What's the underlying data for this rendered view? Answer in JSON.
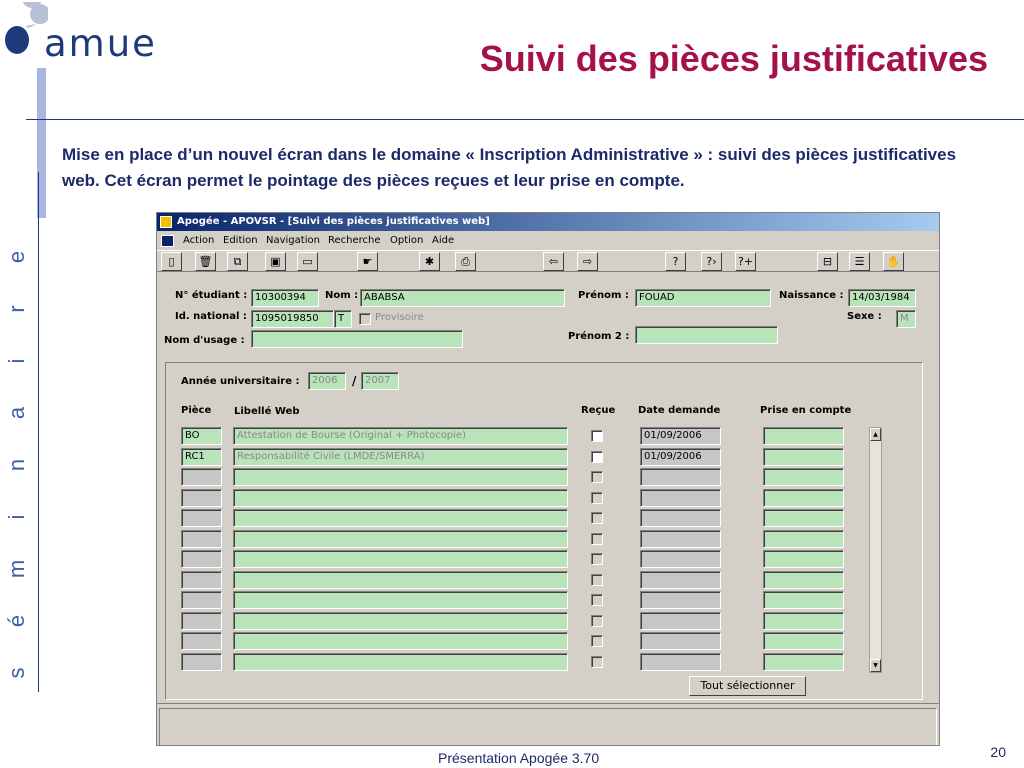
{
  "slide": {
    "logo_text": "amue",
    "title": "Suivi des pièces justificatives",
    "side_word": [
      "s",
      "é",
      "m",
      "i",
      "n",
      "a",
      "i",
      "r",
      "e"
    ],
    "intro": "Mise en place d’un nouvel écran dans le domaine « Inscription Administrative » : suivi des pièces justificatives web. Cet écran permet le pointage des pièces reçues et leur prise en compte.",
    "footer": "Présentation Apogée 3.70",
    "page_number": "20",
    "colors": {
      "title": "#a4114b",
      "text": "#1d2a6a",
      "field": "#b9e3b9",
      "window": "#d4d0c8"
    }
  },
  "window": {
    "title": "Apogée - APOVSR - [Suivi des pièces justificatives web]",
    "menu": [
      "Action",
      "Edition",
      "Navigation",
      "Recherche",
      "Option",
      "Aide"
    ],
    "toolbar": [
      {
        "name": "new-icon",
        "glyph": "▯"
      },
      {
        "name": "delete-icon",
        "glyph": "🗑"
      },
      {
        "name": "copy-icon",
        "glyph": "⧉"
      },
      {
        "name": "save-icon",
        "glyph": "▣"
      },
      {
        "name": "form-icon",
        "glyph": "▭"
      },
      {
        "name": "hand-icon",
        "glyph": "☛"
      },
      {
        "name": "tools-icon",
        "glyph": "✱"
      },
      {
        "name": "print-icon",
        "glyph": "⎙"
      },
      {
        "name": "arrow-left-icon",
        "glyph": "⇦"
      },
      {
        "name": "arrow-right-icon",
        "glyph": "⇨"
      },
      {
        "name": "query-icon",
        "glyph": "?"
      },
      {
        "name": "query-execute-icon",
        "glyph": "?›"
      },
      {
        "name": "query-add-icon",
        "glyph": "?+"
      },
      {
        "name": "window-icon",
        "glyph": "⊟"
      },
      {
        "name": "list-icon",
        "glyph": "☰"
      },
      {
        "name": "hand-stop-icon",
        "glyph": "✋"
      }
    ]
  },
  "student": {
    "num_label": "N° étudiant :",
    "num_value": "10300394",
    "nom_label": "Nom :",
    "nom_value": "ABABSA",
    "prenom_label": "Prénom :",
    "prenom_value": "FOUAD",
    "naissance_label": "Naissance :",
    "naissance_value": "14/03/1984",
    "national_label": "Id. national :",
    "national_value": "1095019850",
    "national_suffix": "T",
    "provisoire_label": "Provisoire",
    "sexe_label": "Sexe :",
    "sexe_value": "M",
    "usage_label": "Nom d'usage :",
    "usage_value": "",
    "prenom2_label": "Prénom 2 :",
    "prenom2_value": ""
  },
  "year": {
    "label": "Année universitaire :",
    "start": "2006",
    "separator": "/",
    "end": "2007"
  },
  "table": {
    "headers": {
      "piece": "Pièce",
      "libelle": "Libellé Web",
      "recue": "Reçue",
      "date": "Date demande",
      "prise": "Prise en compte"
    },
    "rows": [
      {
        "piece": "BO",
        "libelle": "Attestation de Bourse (Original + Photocopie)",
        "date": "01/09/2006",
        "filled": true
      },
      {
        "piece": "RC1",
        "libelle": "Responsabilité Civile (LMDE/SMERRA)",
        "date": "01/09/2006",
        "filled": true
      },
      {
        "piece": "",
        "libelle": "",
        "date": "",
        "filled": false
      },
      {
        "piece": "",
        "libelle": "",
        "date": "",
        "filled": false
      },
      {
        "piece": "",
        "libelle": "",
        "date": "",
        "filled": false
      },
      {
        "piece": "",
        "libelle": "",
        "date": "",
        "filled": false
      },
      {
        "piece": "",
        "libelle": "",
        "date": "",
        "filled": false
      },
      {
        "piece": "",
        "libelle": "",
        "date": "",
        "filled": false
      },
      {
        "piece": "",
        "libelle": "",
        "date": "",
        "filled": false
      },
      {
        "piece": "",
        "libelle": "",
        "date": "",
        "filled": false
      },
      {
        "piece": "",
        "libelle": "",
        "date": "",
        "filled": false
      },
      {
        "piece": "",
        "libelle": "",
        "date": "",
        "filled": false
      }
    ]
  },
  "buttons": {
    "select_all": "Tout sélectionner"
  }
}
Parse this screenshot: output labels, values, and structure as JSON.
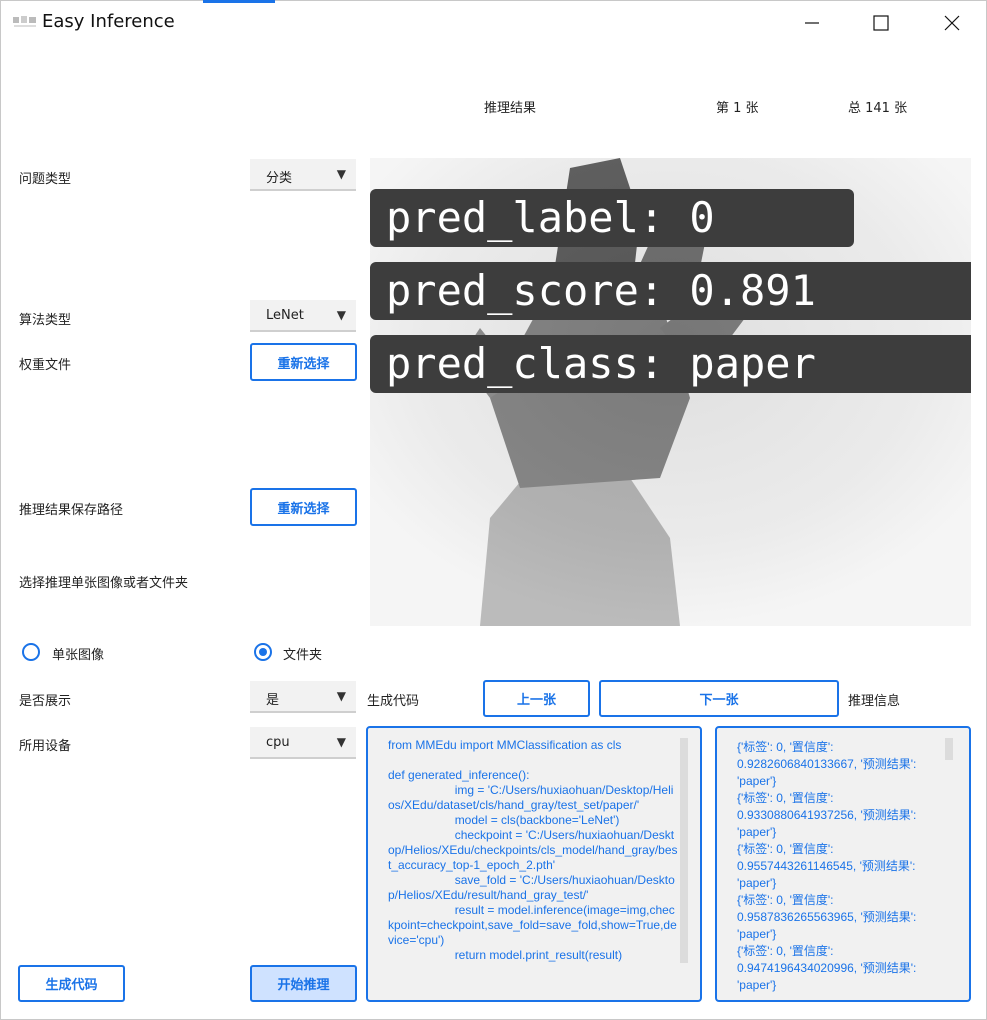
{
  "window": {
    "title": "Easy Inference",
    "controls": {
      "minimize": "minimize-icon",
      "maximize": "maximize-icon",
      "close": "close-icon"
    }
  },
  "header": {
    "result_label": "推理结果",
    "current_page": "第 1 张",
    "total_pages": "总 141 张"
  },
  "form": {
    "problem_type_label": "问题类型",
    "problem_type_value": "分类",
    "algorithm_label": "算法类型",
    "algorithm_value": "LeNet",
    "weight_label": "权重文件",
    "weight_button": "重新选择",
    "save_path_label": "推理结果保存路径",
    "save_path_button": "重新选择",
    "select_source_label": "选择推理单张图像或者文件夹",
    "radio_single": "单张图像",
    "radio_folder": "文件夹",
    "selected_source": "folder",
    "show_label": "是否展示",
    "show_value": "是",
    "device_label": "所用设备",
    "device_value": "cpu"
  },
  "preview": {
    "pred_label": "pred_label: 0",
    "pred_score": "pred_score: 0.891",
    "pred_class": "pred_class: paper"
  },
  "mid": {
    "gen_code_label": "生成代码",
    "prev_button": "上一张",
    "next_button": "下一张",
    "info_label": "推理信息"
  },
  "code_text": "from MMEdu import MMClassification as cls\n\ndef generated_inference():\n                    img = 'C:/Users/huxiaohuan/Desktop/Helios/XEdu/dataset/cls/hand_gray/test_set/paper/'\n                    model = cls(backbone='LeNet')\n                    checkpoint = 'C:/Users/huxiaohuan/Desktop/Helios/XEdu/checkpoints/cls_model/hand_gray/best_accuracy_top-1_epoch_2.pth'\n                    save_fold = 'C:/Users/huxiaohuan/Desktop/Helios/XEdu/result/hand_gray_test/'\n                    result = model.inference(image=img,checkpoint=checkpoint,save_fold=save_fold,show=True,device='cpu')\n                    return model.print_result(result)",
  "info_lines": [
    "{'标签': 0, '置信度':",
    "0.9282606840133667, '预测结果':",
    "'paper'}",
    "{'标签': 0, '置信度':",
    "0.9330880641937256, '预测结果':",
    "'paper'}",
    "{'标签': 0, '置信度':",
    "0.9557443261146545, '预测结果':",
    "'paper'}",
    "{'标签': 0, '置信度':",
    "0.9587836265563965, '预测结果':",
    "'paper'}",
    "{'标签': 0, '置信度':",
    "0.9474196434020996, '预测结果':",
    "'paper'}"
  ],
  "footer": {
    "generate_button": "生成代码",
    "start_button": "开始推理"
  },
  "colors": {
    "accent": "#1a73e8",
    "panel_bg": "#f1f1f1",
    "button_active": "#cfe2ff"
  }
}
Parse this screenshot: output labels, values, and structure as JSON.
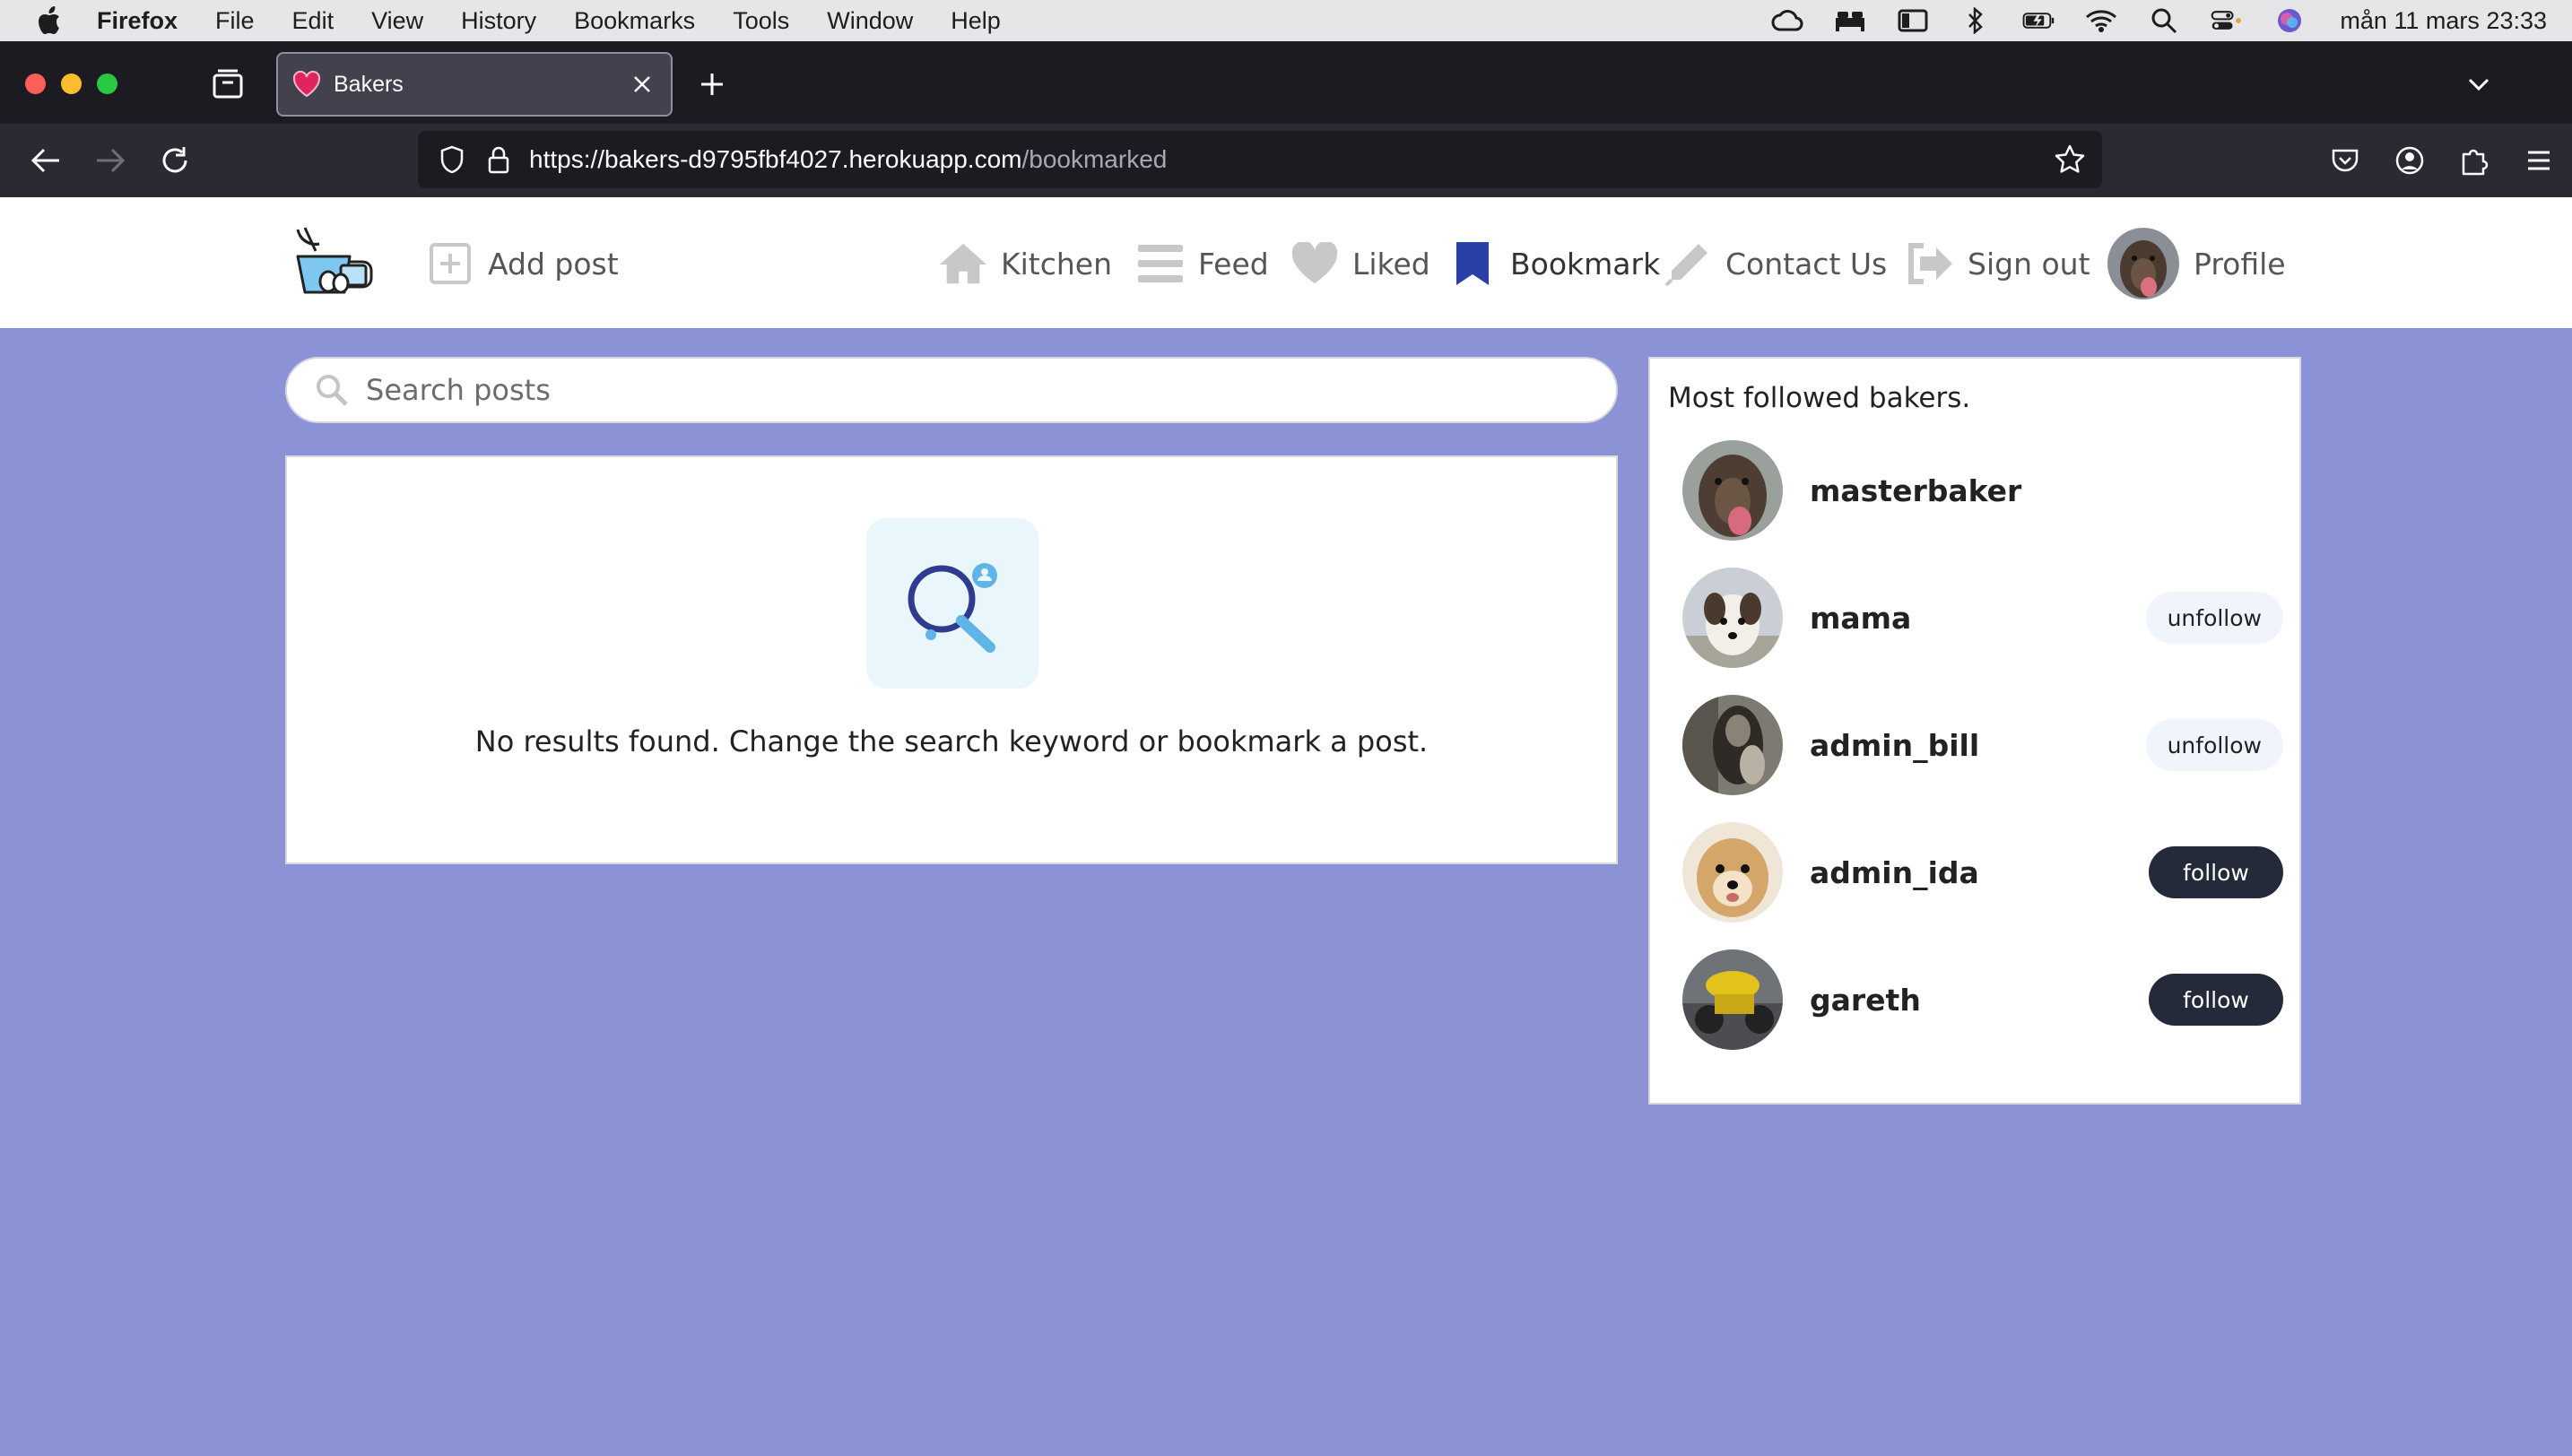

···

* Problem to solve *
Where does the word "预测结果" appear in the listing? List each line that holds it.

* Response to the task *
    "0.9282606840133667, '预测结果':",
    "0.9330880641937256, '预测结果':",
    "0.9557443261146545, '预测结果':",
    "0.9587836265563965, '预测结果':",
    "0.9474196434020996, '预测结果':",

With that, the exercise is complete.